Standards are of vital importance in electronic communications. They establish a common language so that multiple systems can be independently developed by different manufacturers to interoperate
Computer Science professor A. S. Tanenbaum noted with sarcarsm on one of his books that the main virtue of standards is that there are so many to choose from. Obviously, it is not desirable that there are many rules for the same purpose, as the multiplicity of standards leads to the incompatibility of systems, market fragmentation and increased technical complexity in multi-standard support equipment. Thus, for example, a multiband phone supporting both GSM and UMTS will be more expensive than a single band GSM phone.
A standard usually defines only the internal features and input / output interface, leaving some room for implementation decisions. Thus, a terrestrial digital television receiver must meet the DVB-T especification, but as long as the requirements of the standard are satisfied, different implementations are possible.

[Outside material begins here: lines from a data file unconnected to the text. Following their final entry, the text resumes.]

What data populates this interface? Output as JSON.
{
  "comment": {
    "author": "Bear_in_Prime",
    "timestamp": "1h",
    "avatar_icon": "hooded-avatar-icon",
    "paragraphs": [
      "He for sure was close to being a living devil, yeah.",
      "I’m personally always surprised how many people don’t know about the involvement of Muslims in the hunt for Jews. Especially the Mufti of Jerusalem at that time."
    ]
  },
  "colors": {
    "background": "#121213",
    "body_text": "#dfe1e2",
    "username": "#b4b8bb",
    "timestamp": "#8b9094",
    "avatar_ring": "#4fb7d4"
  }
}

Sometimes it is convenient to chop a complex standard into several parts, each operating as a separate box, defining a new interface that connects them. Thus, different manufacturers get specialized in different parts. As an example, manufacturers of network equipment for cellular networks Ericsson, Huawei, NEC, Nokia Siemens Networks, Alcatel-Lucent and Nortel have defined a technical specification called CPRI (Common Public Radio Interface), which splits a telephone base station into both radio and control sections, linked by a common interface. Thus, each part can benefit independently from technology improvement, and network operators have greater flexibility to combine equipment from different manufacturers. Similar considerations apply for the T2-MI interface (DVB-T2 Modulator Interface) which also allows to divide a distribution network of second-generation digital terrestrial television into both radio and processing independent parts.